Chancellor Philip Hammond announced a review into the use of cash in today's Spring Statement.
At the other end of the denominational scale, the government says the £50 note is believed to be rarely used for routine purchases and is instead held as a store of value. It added: "There is also a perception among some that £50 notes are used for money laundering, hidden economy activity and tax evasion".
Having excess numbers of both types of cash "does not contribute to an efficient or cost effective cash cycle", the paper adds, also pointing to the need to keep "confidence in the currency".
It is not the first time the idea of scrapping copper coins has been floated in the UK.
But the consultation hints at the growing cost of handling these coins. "The writing looks to be on the wall for 1ps and 2ps". When it costs more to produce and distribute a coin than the coin itself is worth, governments tend to decide it's a spent force - and we're rapidly heading in that direction for coppers. Cash was used for 7.2 billion transactions of under £1 in 2006.
Some businesses price products to avoid using the low value coins, according to the document.
However, with research suggesting that there are 2.7 million people across the United Kingdom who are entirely reliant on cash, the government is keen to stress that it will support the payment method through ATM access. More than half of those people live in households with total incomes of less than £15,000 a year.

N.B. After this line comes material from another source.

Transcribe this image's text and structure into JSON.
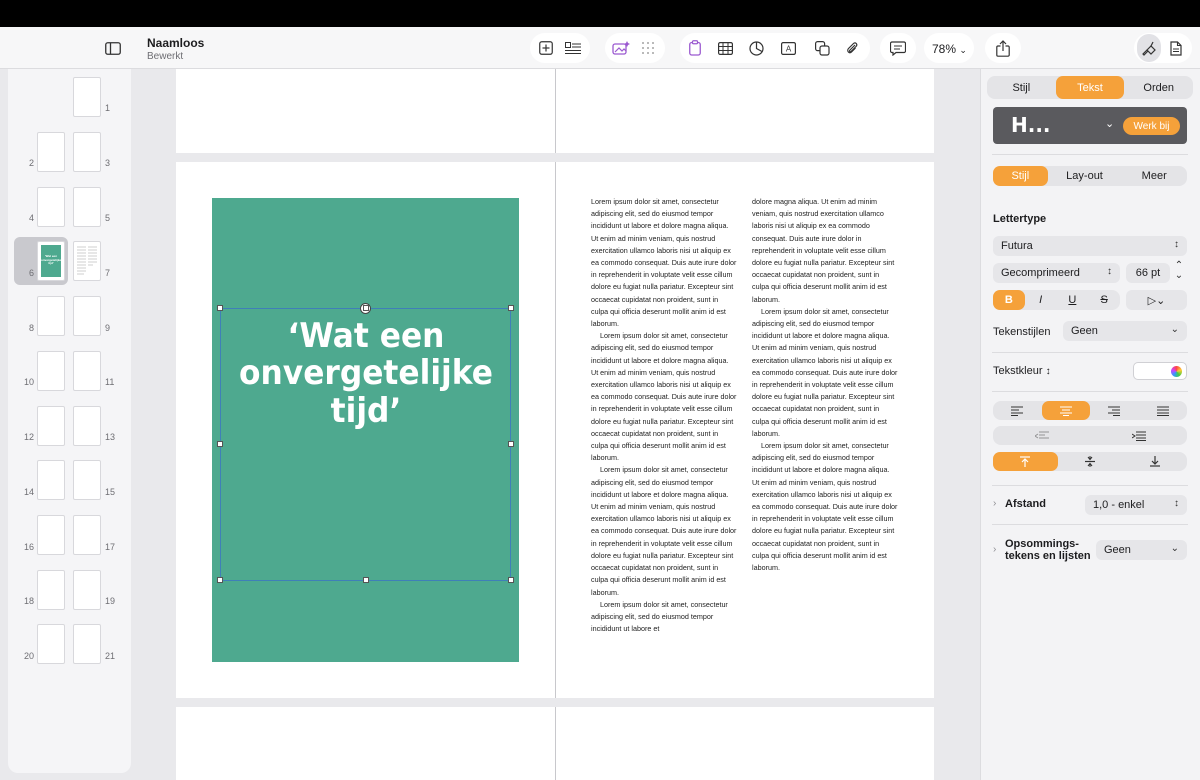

The Cash and Digital Payments in the New Economy consultation released by the government questions whether the current mix of eight coins and four banknotes meets modern needs, and if not "how should it change?".